Throughout all of her political involvement, Bernice also was noted as one of the founding members of the Lakewood Public Library and even owned her own bookstore on the corner of Detroit and Cook. At the Lakewood Historical Society, we maintain and care for items that dealt with Bernice Pyke, as well as the Lakewood Women’s Suffrage Party. She stood out as a pioneering woman who had a great influence on both her local community and gained national notoriety through her service in local affairs, as well as in national politics.
Votes for Women! That slogan is synonymous with a large movement that occurred throughout the country and abroad during the mid-19th century through the early 20th century. With focus on big name women like Elizabeth Cady Stanton, Susan B. Anthony, Mary Chapman Catt, and Alice Paul, it can be easy to overlook the importance of local women in the struggle for women’s suffrage. In our new exhibit Roaring Lakewood: The 1920s & Lakewood we highlight the contribution of many Lakewood citizens in the advancement of women’s right to vote.
Like other areas throughout the United States, Lakewood was a city where women earned the right to vote before the national amendment. While the first states to grant women the right to vote were in the Western portion of the country, they did so to challenge growing populations of immigrants and to provide greater representation of the population on issues.

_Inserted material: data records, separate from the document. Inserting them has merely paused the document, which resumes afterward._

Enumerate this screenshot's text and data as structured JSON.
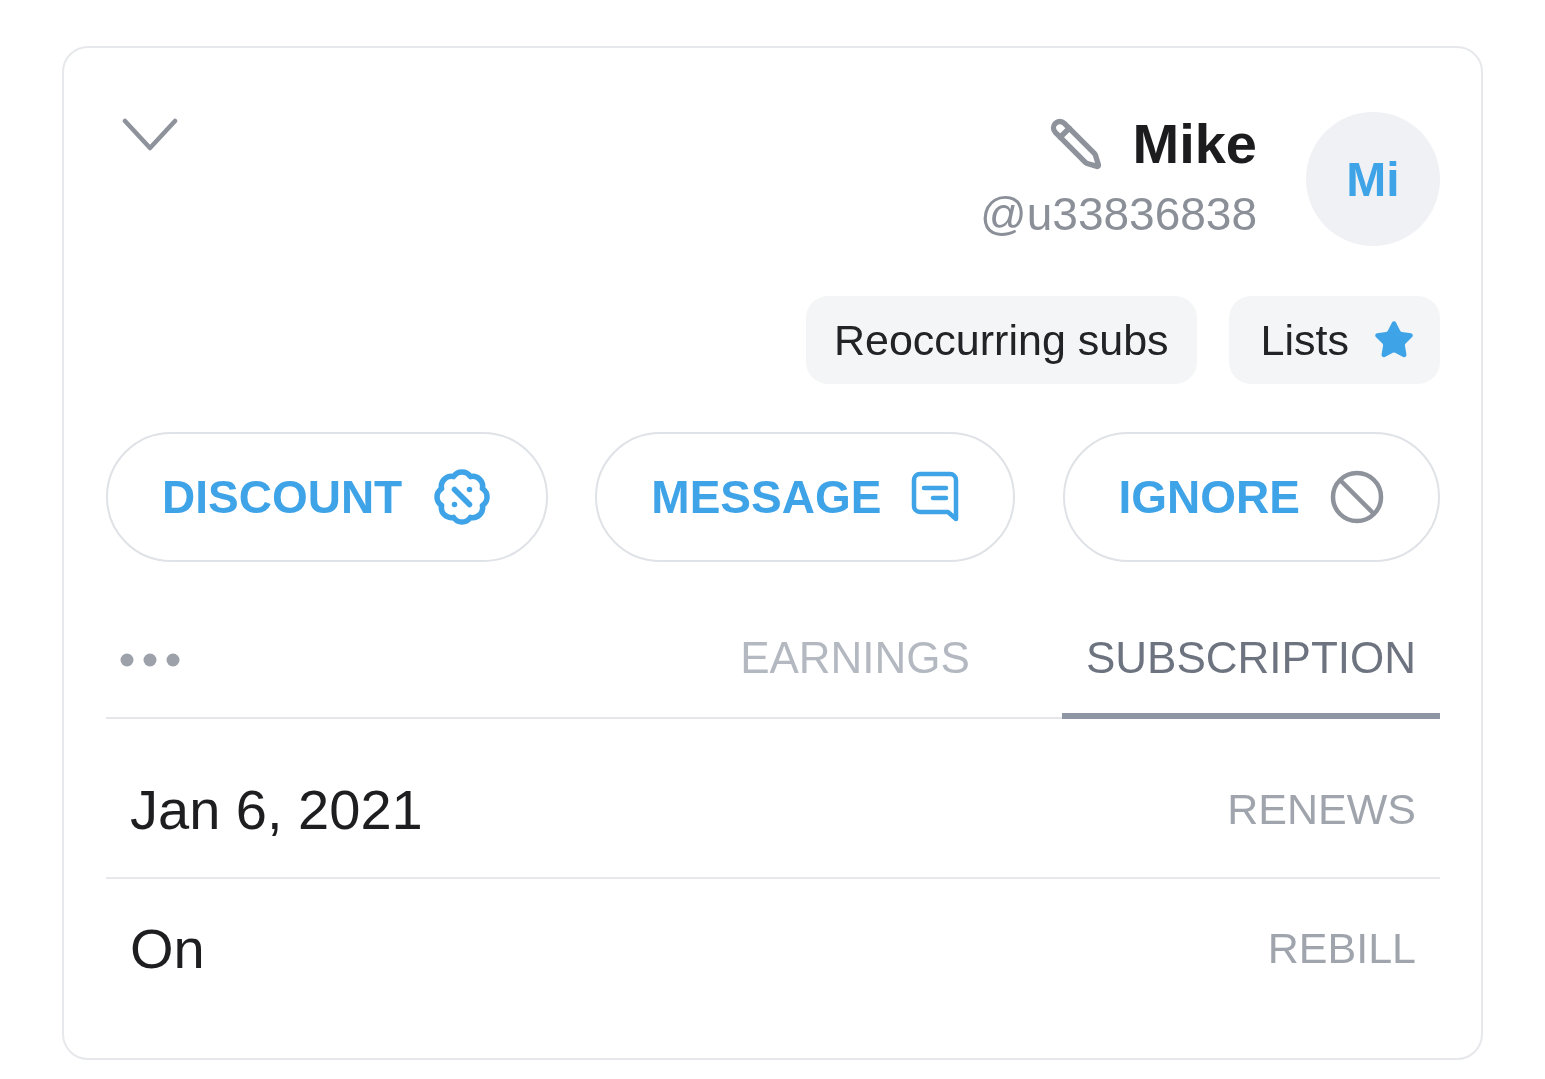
{
  "header": {
    "avatar_initials": "Mi",
    "name": "Mike",
    "username": "@u33836838"
  },
  "chips": [
    {
      "kind": "plain",
      "label": "Reoccurring subs"
    },
    {
      "kind": "starred",
      "label": "Lists"
    }
  ],
  "actions": [
    {
      "kind": "discount",
      "label": "DISCOUNT"
    },
    {
      "kind": "message",
      "label": "MESSAGE"
    },
    {
      "kind": "ignore",
      "label": "IGNORE"
    }
  ],
  "tabs": [
    {
      "label": "EARNINGS",
      "selected": false
    },
    {
      "label": "SUBSCRIPTION",
      "selected": true
    }
  ],
  "details": [
    {
      "label": "RENEWS",
      "value": "Jan 6, 2021"
    },
    {
      "label": "REBILL",
      "value": "On"
    }
  ]
}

However in Lakewood, its citizens campaigned for the inclusion of women voters starting in 1912. Organizing in 1912, the Lakewood Women’s Suffrage Party advocated for the inclusion of women in the democratic process. Nnot only women participated in this organization, but women’s husbands campaigned as well to grant their wives and daughters the right to vote. In 1917, the people of Lakewood put before the City Council the issue of women’s suffrage. The council passed in Lakewood, but a similar bill failed at the state level. The issue statewide on women’s suffrage failed again a year later. It was not until the ratification of the 19th Amendment that Ohio voted for the rights of its women to vote.
After The First World War the issue of women’s suffrage was again put before the nation and in 1920, states voted to ratify the 19th Amendment. After the 19th Amendment went into law, the Lakewood Women’s Suffrage Party transformed into the Lakewood League of Women Voters. This organization, like countless others across the country, is still active today. Its purpose is to educate the public on political issues not only about women, but political issues in general. It can be a source of unbiased information about local, state, and national issues that appear on the ballot. Many women who urged for the inclusion of women went on to serve in other areas of politics that will be discussed in future posts.